Primary ovarian insufficiency (POI) is a critical fertility defect characterized by a progressive and silent impairment of the follicular reserve. POI aetiology is heterogeneous and largely unknown, but a maternal inheritance often characterizes idiopathic forms. Therefore, we hypothesized a possible involvement of a mitochondrial defect in the pathogenesis of this disease since mitochondrial biogenesis and bioenergetics play an essential role in ovarian folliculogenesis. Our aim was to verify whether the content of mitochondrial DNA (mtDNA) was significantly reduced in the peripheral blood cells of POI women. We recruited 101 women with an impaired ovarian reserve: 59 women with premature ovarian failure (POF) and 42 poor responders (PR) to ovarian hyperstimulation. A Taqman copy number assay revealed a significant mtDNA depletion (P<0.001) in both trial groups in comparison with two control groups: 43 women of similar age and with intact ovarian reserve (normal responders to ovarian hyperstimulation, NR) and 53 very old women with a previous physiological menopause (CPM). No variations in a mitochondrial DNA polymerase gene (POLG) were detected in POF women with mtDNA depletion. Due to the ethical impossibility to test the direct correlation of the mtDNA content between the oocyte obtained by assisted reproductive techniques and the blood cell from the same individual, we demonstrated that the mtDNA content in the peripheral blood cells is representative of the one in the granulosa cells. Our results indicate that blood cell mtDNA depletion is a frequent finding among women with premature ovarian aging, suggesting that blood cell mtDNA determination could become an useful tool for POI risk prediction.
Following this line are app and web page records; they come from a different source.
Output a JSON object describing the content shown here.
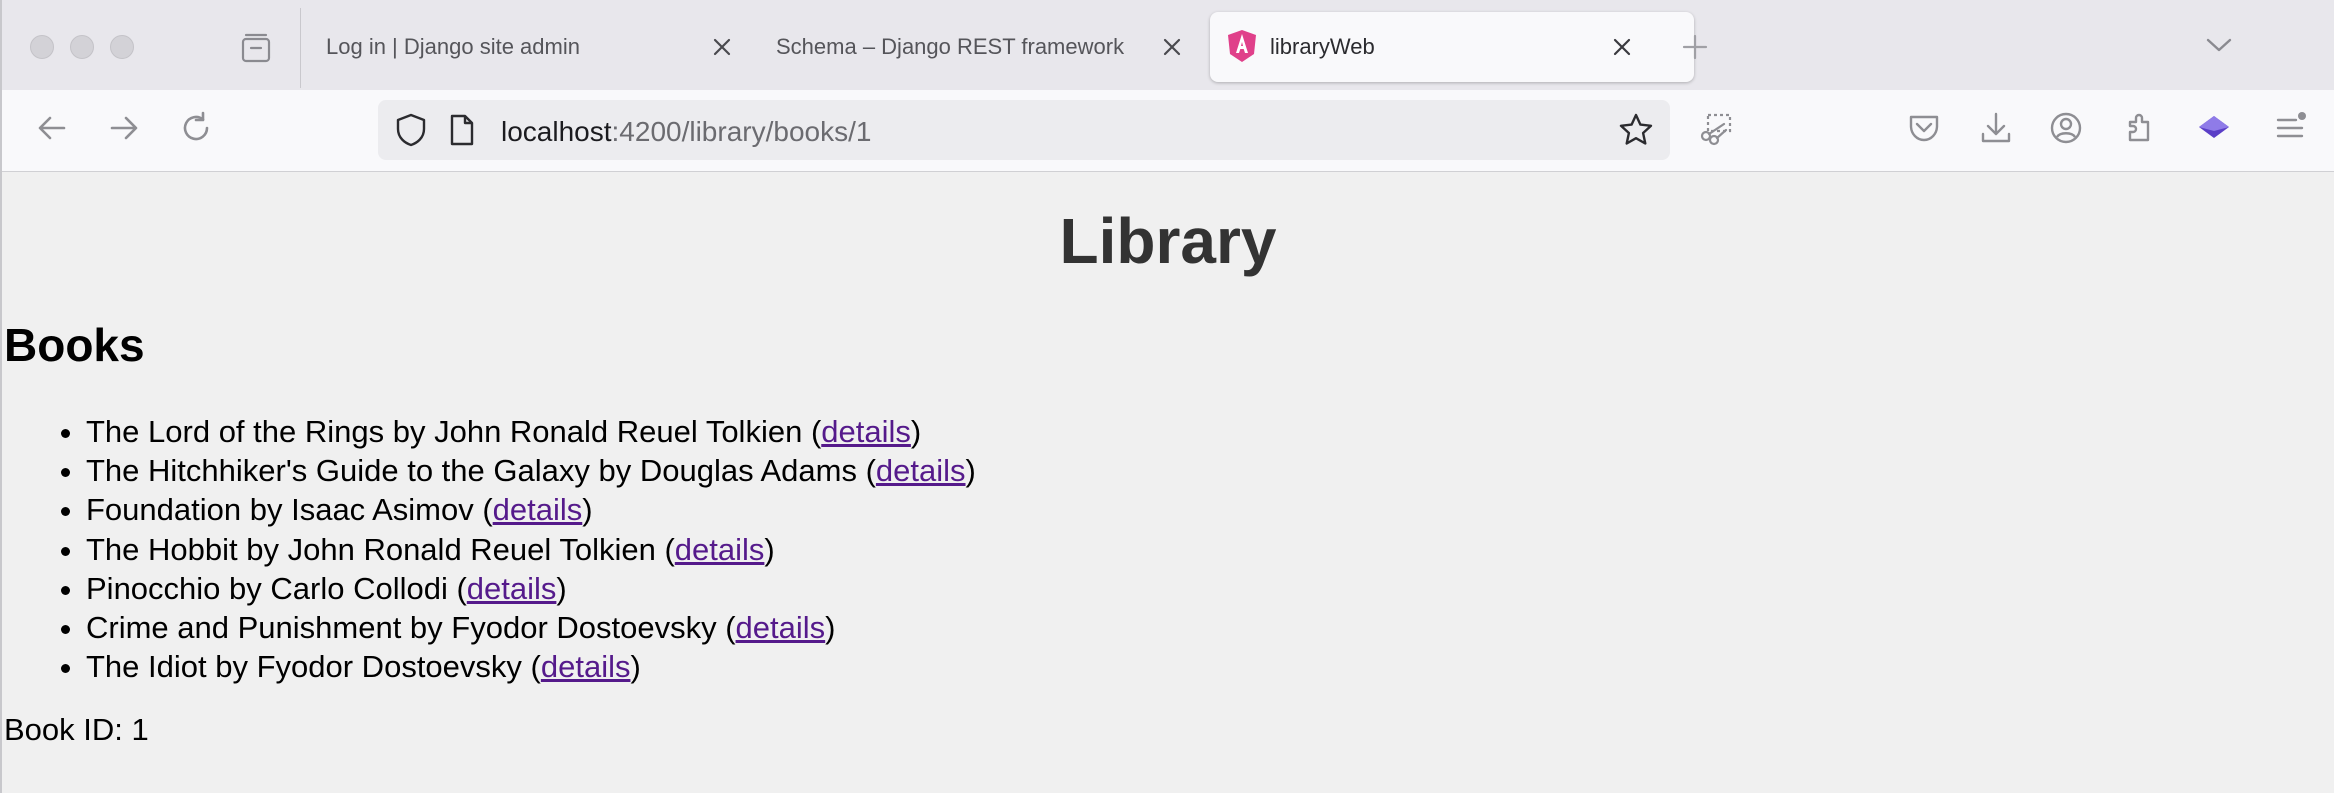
{
  "browser": {
    "tabs": [
      {
        "title": "Log in | Django site admin"
      },
      {
        "title": "Schema – Django REST framework"
      },
      {
        "title": "libraryWeb"
      }
    ],
    "url": {
      "host": "localhost",
      "path": ":4200/library/books/1"
    }
  },
  "page": {
    "title": "Library",
    "section_title": "Books",
    "books": [
      {
        "text": "The Lord of the Rings by John Ronald Reuel Tolkien",
        "link": "details"
      },
      {
        "text": "The Hitchhiker's Guide to the Galaxy by Douglas Adams",
        "link": "details"
      },
      {
        "text": "Foundation by Isaac Asimov",
        "link": "details"
      },
      {
        "text": "The Hobbit by John Ronald Reuel Tolkien",
        "link": "details"
      },
      {
        "text": "Pinocchio by Carlo Collodi",
        "link": "details"
      },
      {
        "text": "Crime and Punishment by Fyodor Dostoevsky",
        "link": "details"
      },
      {
        "text": "The Idiot by Fyodor Dostoevsky",
        "link": "details"
      }
    ],
    "book_id_text": "Book ID: 1"
  },
  "colors": {
    "link": "#551a8b",
    "page_background": "#f0f0f0",
    "title": "#333333"
  },
  "icons": [
    "tab-overview-icon",
    "close-icon",
    "angular-logo-icon",
    "new-tab-icon",
    "tab-list-chevron-icon",
    "back-arrow-icon",
    "forward-arrow-icon",
    "reload-icon",
    "shield-icon",
    "page-icon",
    "bookmark-star-icon",
    "screenshot-icon",
    "pocket-icon",
    "download-icon",
    "account-icon",
    "extensions-icon",
    "extension-layers-icon",
    "menu-icon"
  ]
}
Declaration of interest: The authors declare that there is no conflict of interest that could be perceived as prejudicing the impartiality of the research project.
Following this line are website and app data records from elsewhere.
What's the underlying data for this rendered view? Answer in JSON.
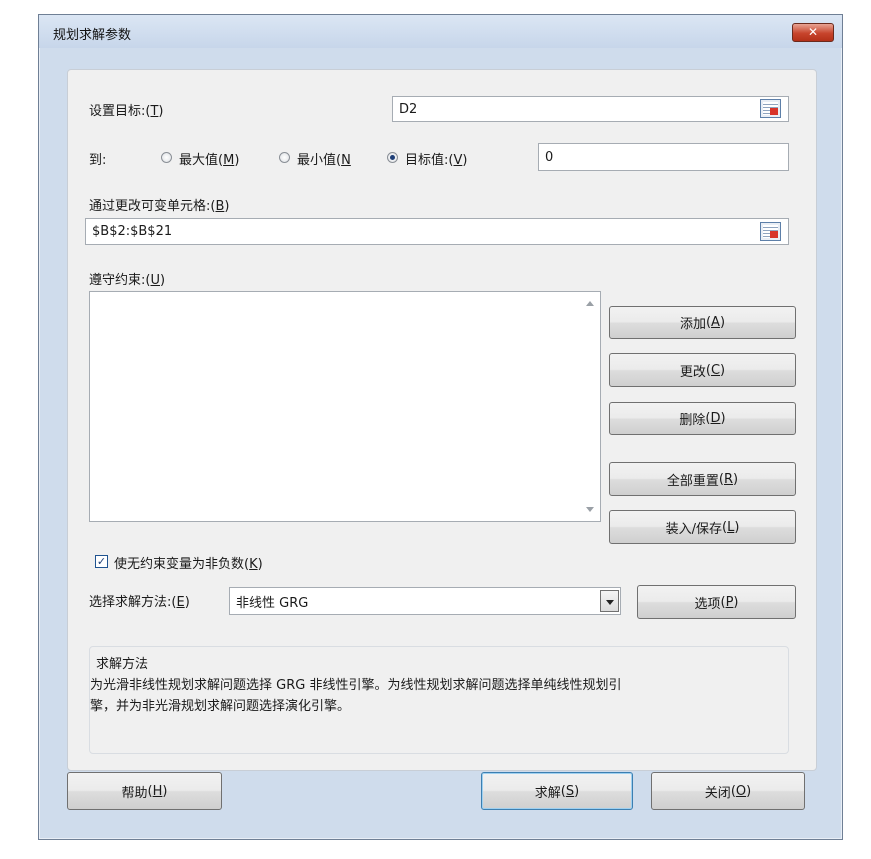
{
  "window": {
    "title": "规划求解参数",
    "close_glyph": "✕"
  },
  "objective": {
    "label": "设置目标:",
    "hotkey": "T",
    "value": "D2"
  },
  "to": {
    "label": "到:",
    "options": [
      {
        "label": "最大值",
        "hotkey": "M",
        "selected": false
      },
      {
        "label": "最小值",
        "hotkey": "N",
        "selected": false
      },
      {
        "label": "目标值:",
        "hotkey": "V",
        "selected": true
      }
    ],
    "value_of": "0"
  },
  "changing_cells": {
    "label": "通过更改可变单元格:",
    "hotkey": "B",
    "value": "$B$2:$B$21"
  },
  "constraints": {
    "label": "遵守约束:",
    "hotkey": "U",
    "items": [],
    "buttons": [
      {
        "label": "添加",
        "hotkey": "A"
      },
      {
        "label": "更改",
        "hotkey": "C"
      },
      {
        "label": "删除",
        "hotkey": "D"
      },
      {
        "label": "全部重置",
        "hotkey": "R"
      },
      {
        "label": "装入/保存",
        "hotkey": "L"
      }
    ]
  },
  "nonneg": {
    "label": "使无约束变量为非负数",
    "hotkey": "K",
    "checked": true
  },
  "method": {
    "label": "选择求解方法:",
    "hotkey": "E",
    "value": "非线性 GRG",
    "options_button": {
      "label": "选项",
      "hotkey": "P"
    }
  },
  "method_info": {
    "title": "求解方法",
    "line1": "为光滑非线性规划求解问题选择 GRG 非线性引擎。为线性规划求解问题选择单纯线性规划引",
    "line2": "擎，并为非光滑规划求解问题选择演化引擎。"
  },
  "footer": {
    "help": {
      "label": "帮助",
      "hotkey": "H"
    },
    "solve": {
      "label": "求解",
      "hotkey": "S"
    },
    "close": {
      "label": "关闭",
      "hotkey": "O"
    }
  },
  "colors": {
    "titlebar": "#cfdcec",
    "close": "#c7442c",
    "panel": "#f0f0f0"
  }
}
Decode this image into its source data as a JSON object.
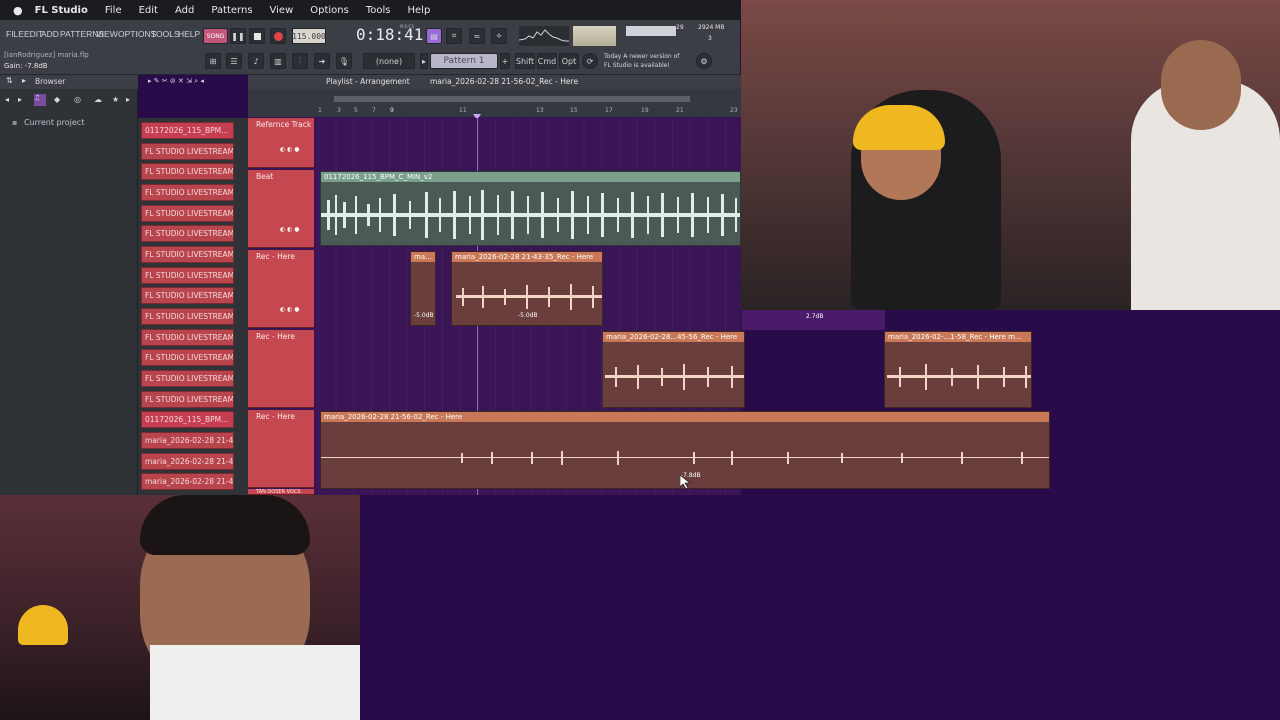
{
  "mac_menu": {
    "app": "FL Studio",
    "items": [
      "File",
      "Edit",
      "Add",
      "Patterns",
      "View",
      "Options",
      "Tools",
      "Help"
    ]
  },
  "fl_menu": [
    "FILE",
    "EDIT",
    "ADD",
    "PATTERNS",
    "VIEW",
    "OPTIONS",
    "TOOLS",
    "HELP"
  ],
  "hint": {
    "user": "[IanRodriguez] maria.flp",
    "gain": "Gain: -7.8dB"
  },
  "transport": {
    "song_mode": "SONG",
    "tempo": "115.000",
    "time": "0:18:41",
    "time_unit": "M:S:CS",
    "pattern": "Pattern 1",
    "snap": "(none)",
    "cpu": "29",
    "ram": "2924 MB",
    "voices": "3"
  },
  "mod_keys": [
    "Shift",
    "Cmd",
    "Opt"
  ],
  "news": {
    "line1": "Today  A newer version of",
    "line2": "FL Studio is available!"
  },
  "browser": {
    "title": "Browser",
    "item": "Current project"
  },
  "playlist": {
    "title": "Playlist - Arrangement",
    "crumb": "maria_2026-02-28 21-56-02_Rec - Here"
  },
  "ruler": [
    "1",
    "3",
    "5",
    "7",
    "9",
    "11",
    "13",
    "15",
    "17",
    "19",
    "21",
    "23"
  ],
  "channels": [
    "01172026_115_BPM...",
    "FL STUDIO LIVESTREAM T...",
    "FL STUDIO LIVESTREAM T...",
    "FL STUDIO LIVESTREAM T...",
    "FL STUDIO LIVESTREAM T...",
    "FL STUDIO LIVESTREAM T...",
    "FL STUDIO LIVESTREAM T...",
    "FL STUDIO LIVESTREAM T...",
    "FL STUDIO LIVESTREAM T...",
    "FL STUDIO LIVESTREAM T...",
    "FL STUDIO LIVESTREAM T...",
    "FL STUDIO LIVESTREAM T...",
    "FL STUDIO LIVESTREAM T...",
    "FL STUDIO LIVESTREAM T...",
    "01172026_115_BPM...",
    "maria_2026-02-28 21-4...",
    "maria_2026-02-28 21-4...",
    "maria_2026-02-28 21-4..."
  ],
  "tracks": [
    "Refernce Track",
    "Beat",
    "Rec - Here",
    "Rec - Here",
    "Rec - Here",
    "TAN DOSER VOCS"
  ],
  "clips": {
    "beat": "01172026_115_BPM_C_MIN_v2",
    "rec1a": "ma...",
    "rec1b": "maria_2026-02-28 21-43-35_Rec - Here",
    "rec2a": "maria_2026-02-28...45-56_Rec - Here",
    "rec2b": "maria_2026-02-...1-58_Rec - Here",
    "rec2c": "m...",
    "rec3": "maria_2026-02-28 21-56-02_Rec - Here"
  },
  "gains": {
    "g1": "-5.0dB",
    "g2": "-5.0dB",
    "g3": "2.7dB",
    "g4": "-7.8dB"
  },
  "colors": {
    "accent": "#c5474f",
    "clip_green": "#7aa08c",
    "clip_peach": "#c97958",
    "bg_purple": "#2a0b4a"
  }
}
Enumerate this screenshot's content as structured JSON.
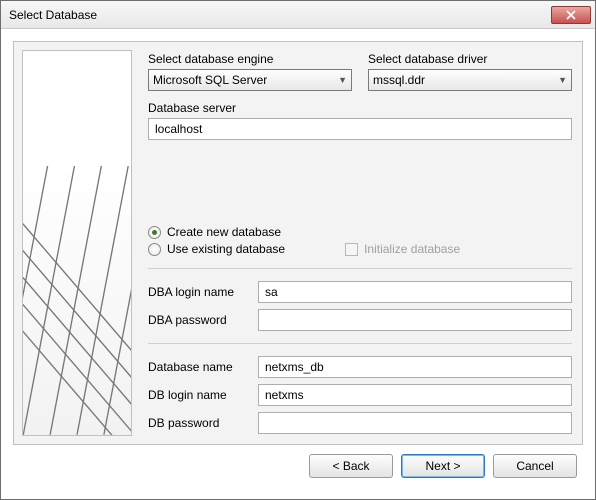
{
  "window": {
    "title": "Select Database"
  },
  "labels": {
    "engine": "Select database engine",
    "driver": "Select database driver",
    "server": "Database server",
    "create_new": "Create new database",
    "use_existing": "Use existing database",
    "init_db": "Initialize database",
    "dba_login": "DBA login name",
    "dba_password": "DBA password",
    "db_name": "Database name",
    "db_login": "DB login name",
    "db_password": "DB password"
  },
  "values": {
    "engine": "Microsoft SQL Server",
    "driver": "mssql.ddr",
    "server": "localhost",
    "dba_login": "sa",
    "dba_password": "",
    "db_name": "netxms_db",
    "db_login": "netxms",
    "db_password": ""
  },
  "radio": {
    "selected": "create_new"
  },
  "checkbox": {
    "init_db": false
  },
  "buttons": {
    "back": "< Back",
    "next": "Next >",
    "cancel": "Cancel"
  }
}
Funding: This work was supported, however funding details unavailable.
05 - 09 May 2012
European Society of Endocrinology